_Your instructions_
Copy the records below exactly.

[App and web page records]
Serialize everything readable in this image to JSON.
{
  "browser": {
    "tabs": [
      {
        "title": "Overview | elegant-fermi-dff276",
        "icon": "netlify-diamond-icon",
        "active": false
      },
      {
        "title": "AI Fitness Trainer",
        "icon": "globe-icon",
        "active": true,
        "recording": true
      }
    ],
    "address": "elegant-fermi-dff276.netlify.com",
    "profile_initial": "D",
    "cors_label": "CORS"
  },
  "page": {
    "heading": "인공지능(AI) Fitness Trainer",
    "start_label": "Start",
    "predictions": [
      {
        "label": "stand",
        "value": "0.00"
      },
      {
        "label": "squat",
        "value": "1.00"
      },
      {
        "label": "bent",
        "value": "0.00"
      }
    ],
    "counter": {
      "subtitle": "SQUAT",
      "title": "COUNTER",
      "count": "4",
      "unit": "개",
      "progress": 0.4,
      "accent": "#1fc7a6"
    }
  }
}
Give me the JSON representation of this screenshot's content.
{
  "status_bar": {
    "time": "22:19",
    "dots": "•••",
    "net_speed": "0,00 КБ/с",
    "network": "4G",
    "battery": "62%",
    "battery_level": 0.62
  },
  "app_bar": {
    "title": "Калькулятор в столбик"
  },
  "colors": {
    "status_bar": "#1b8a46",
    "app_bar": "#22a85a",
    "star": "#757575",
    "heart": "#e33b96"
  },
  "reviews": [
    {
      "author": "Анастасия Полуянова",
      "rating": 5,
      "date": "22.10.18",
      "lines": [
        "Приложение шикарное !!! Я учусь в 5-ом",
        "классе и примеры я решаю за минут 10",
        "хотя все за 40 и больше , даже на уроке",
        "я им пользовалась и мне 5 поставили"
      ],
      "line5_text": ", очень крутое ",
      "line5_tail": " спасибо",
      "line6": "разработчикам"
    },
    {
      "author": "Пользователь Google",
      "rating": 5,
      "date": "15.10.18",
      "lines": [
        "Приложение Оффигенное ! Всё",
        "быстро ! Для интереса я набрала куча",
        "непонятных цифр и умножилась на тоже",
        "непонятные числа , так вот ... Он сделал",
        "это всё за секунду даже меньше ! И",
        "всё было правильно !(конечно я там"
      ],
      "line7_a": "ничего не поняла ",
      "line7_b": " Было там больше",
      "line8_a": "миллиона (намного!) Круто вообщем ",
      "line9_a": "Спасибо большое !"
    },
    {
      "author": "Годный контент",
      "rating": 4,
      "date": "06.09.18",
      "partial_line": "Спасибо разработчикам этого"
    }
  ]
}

_Written response_
Serialize everything readable in this image to JSON.
{
  "browser": {
    "tabs": [
      {
        "title": "Overview | elegant-fermi-dff276",
        "icon": "netlify-diamond-icon",
        "active": false
      },
      {
        "title": "AI Fitness Trainer",
        "icon": "globe-icon",
        "active": true,
        "recording": true
      }
    ],
    "address": "elegant-fermi-dff276.netlify.com",
    "profile_initial": "D",
    "cors_label": "CORS"
  },
  "page": {
    "heading": "인공지능(AI) Fitness Trainer",
    "start_label": "Start",
    "predictions": [
      {
        "label": "stand",
        "value": "0.00"
      },
      {
        "label": "squat",
        "value": "1.00"
      },
      {
        "label": "bent",
        "value": "0.00"
      }
    ],
    "counter": {
      "subtitle": "SQUAT",
      "title": "COUNTER",
      "count": "4",
      "unit": "개",
      "progress": 0.4,
      "accent": "#1fc7a6"
    }
  }
}
Give me the JSON representation of this screenshot's content.
{
  "status_bar": {
    "time": "22:19",
    "dots": "•••",
    "net_speed": "0,00 КБ/с",
    "network": "4G",
    "battery": "62%",
    "battery_level": 0.62
  },
  "app_bar": {
    "title": "Калькулятор в столбик"
  },
  "colors": {
    "status_bar": "#1b8a46",
    "app_bar": "#22a85a",
    "star": "#757575",
    "heart": "#e33b96"
  },
  "reviews": [
    {
      "author": "Анастасия Полуянова",
      "rating": 5,
      "date": "22.10.18",
      "lines": [
        "Приложение шикарное !!! Я учусь в 5-ом",
        "классе и примеры я решаю за минут 10",
        "хотя все за 40 и больше , даже на уроке",
        "я им пользовалась и мне 5 поставили"
      ],
      "line5_text": ", очень крутое ",
      "line5_tail": " спасибо",
      "line6": "разработчикам"
    },
    {
      "author": "Пользователь Google",
      "rating": 5,
      "date": "15.10.18",
      "lines": [
        "Приложение Оффигенное ! Всё",
        "быстро ! Для интереса я набрала куча",
        "непонятных цифр и умножилась на тоже",
        "непонятные числа , так вот ... Он сделал",
        "это всё за секунду даже меньше ! И",
        "всё было правильно !(конечно я там"
      ],
      "line7_a": "ничего не поняла ",
      "line7_b": " Было там больше",
      "line8_a": "миллиона (намного!) Круто вообщем ",
      "line9_a": "Спасибо большое !"
    },
    {
      "author": "Годный контент",
      "rating": 4,
      "date": "06.09.18",
      "partial_line": "Спасибо разработчикам этого"
    }
  ]
}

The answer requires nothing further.